Inspect your helmet. Make sure it fits properly, and that there’s no damage from being knocked about. If you don’t have one and are thinking of buying, one please do it now. How much should you spend on a helmet? Here’s a simple rule of thumb that I used when I was involved in motorcycle racing. It holds true for trail riding, as well. If you have a $10 head, buy a $10 helmet. If you have a $100 head, then buy an appropriate helmet for it.
The next item to inspect is your cinch or girth. You can break a lot of other equipment on the trail and find something to use to “make do” until you get back home. Not so when it come to your cinch. Take the time to inspect it for wear and rust around the buckles and replace it if there is any thing suspect about it. Worn out threads, cracks and cuts in the leather, and rusted buckles all spell trouble. Replace them. The few dollars to replace a cinch will be well worth it.
Reins are next. Make sure that whatever you use is clear of fraying, cuts, and cracks in leather. Check your buckles here, too, if you have them. I’ve changed many reins and found that the inside of the rein where it attaches to the bit is worn more than it appeared. Take your reins off the bridle — clean them and inspect the areas you can’t see. I also recommend you purchase a set of our lightweight HorseThink Emergency Reins™ in case a rein breaks on the trail. Since most people don’t carry anything to fix a broken rein, having a set of Emergency Reins™ is the fastest and easiest fix.
The best thing you can do is create a trail riding kit that you can take with you on every trail ride. This kit can be carried in a saddle bag or cantle bag. Better yet, consider a belly or fanny pack so that you still have your supplies even if you get separated from your horse. Remember that even a short trail ride could spell trouble if you or your horse are injured.

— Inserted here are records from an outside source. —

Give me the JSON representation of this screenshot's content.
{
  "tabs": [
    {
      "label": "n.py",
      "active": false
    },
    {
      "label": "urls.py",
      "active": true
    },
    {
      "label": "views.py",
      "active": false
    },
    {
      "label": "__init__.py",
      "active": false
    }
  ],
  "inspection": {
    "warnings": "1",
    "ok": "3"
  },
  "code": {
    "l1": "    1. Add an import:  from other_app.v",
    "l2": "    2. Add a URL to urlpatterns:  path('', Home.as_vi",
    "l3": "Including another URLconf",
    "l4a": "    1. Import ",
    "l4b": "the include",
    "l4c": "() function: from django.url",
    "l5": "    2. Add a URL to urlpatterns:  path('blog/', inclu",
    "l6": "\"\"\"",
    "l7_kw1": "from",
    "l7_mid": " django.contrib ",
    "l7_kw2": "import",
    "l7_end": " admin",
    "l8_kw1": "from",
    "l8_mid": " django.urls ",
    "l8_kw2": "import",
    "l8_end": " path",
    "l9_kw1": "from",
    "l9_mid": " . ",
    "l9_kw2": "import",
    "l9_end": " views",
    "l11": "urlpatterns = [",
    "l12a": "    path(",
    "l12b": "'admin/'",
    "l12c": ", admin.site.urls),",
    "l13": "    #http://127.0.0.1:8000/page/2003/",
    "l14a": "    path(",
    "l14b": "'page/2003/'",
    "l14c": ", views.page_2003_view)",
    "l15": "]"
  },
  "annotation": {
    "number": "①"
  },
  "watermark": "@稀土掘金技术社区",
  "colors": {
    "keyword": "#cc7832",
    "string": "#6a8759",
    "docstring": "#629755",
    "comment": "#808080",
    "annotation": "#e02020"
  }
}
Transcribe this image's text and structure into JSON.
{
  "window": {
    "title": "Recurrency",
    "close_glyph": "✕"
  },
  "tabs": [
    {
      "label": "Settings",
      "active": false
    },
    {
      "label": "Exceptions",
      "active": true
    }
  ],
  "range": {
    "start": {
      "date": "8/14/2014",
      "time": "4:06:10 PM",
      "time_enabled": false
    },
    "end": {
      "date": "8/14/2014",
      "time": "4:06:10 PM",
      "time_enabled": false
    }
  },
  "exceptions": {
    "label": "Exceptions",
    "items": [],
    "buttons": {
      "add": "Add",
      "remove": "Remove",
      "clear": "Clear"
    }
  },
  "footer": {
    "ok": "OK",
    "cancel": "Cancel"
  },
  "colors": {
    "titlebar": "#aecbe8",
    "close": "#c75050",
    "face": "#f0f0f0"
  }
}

Some of the items you might wish to carry include:
- Emergency first aid pouch with basic things like vet wrap, bandages, triangular bandage, gauze, anti-biotic cream, and a “blood stopper” (Dynamite™ Trace Minerals work well for this). This doesn’t have to be a large kit — simply a few things to get you by until help arrives.
- Zinc oxide cream – great for sunburn protection and relief for both you and your horse
- Easy Boot or other hoof protection.
- Water for you (save some for an emergency).
- Plastic bag (large garbage size) which can be used to capture water if more is needed, or to double as rain protection in an emergency.
- Knife (a medium size pocket knife with a locking blade).
- Matches in a waterproof container (an old film canister works well for this).
- Flashlight (with a mini-light you can get a lot of light in a compact package without much weight).
- Small amount of twine or strong fishing line (at least 50-pound test).
Food has purposefully been left out as you can easily survive for several days without it. Carry extra water — you’ll need it more than food if something happens.
The above kit can be assembled for under $75 (the Easy Boot is an extra expense), and it could easily save your life.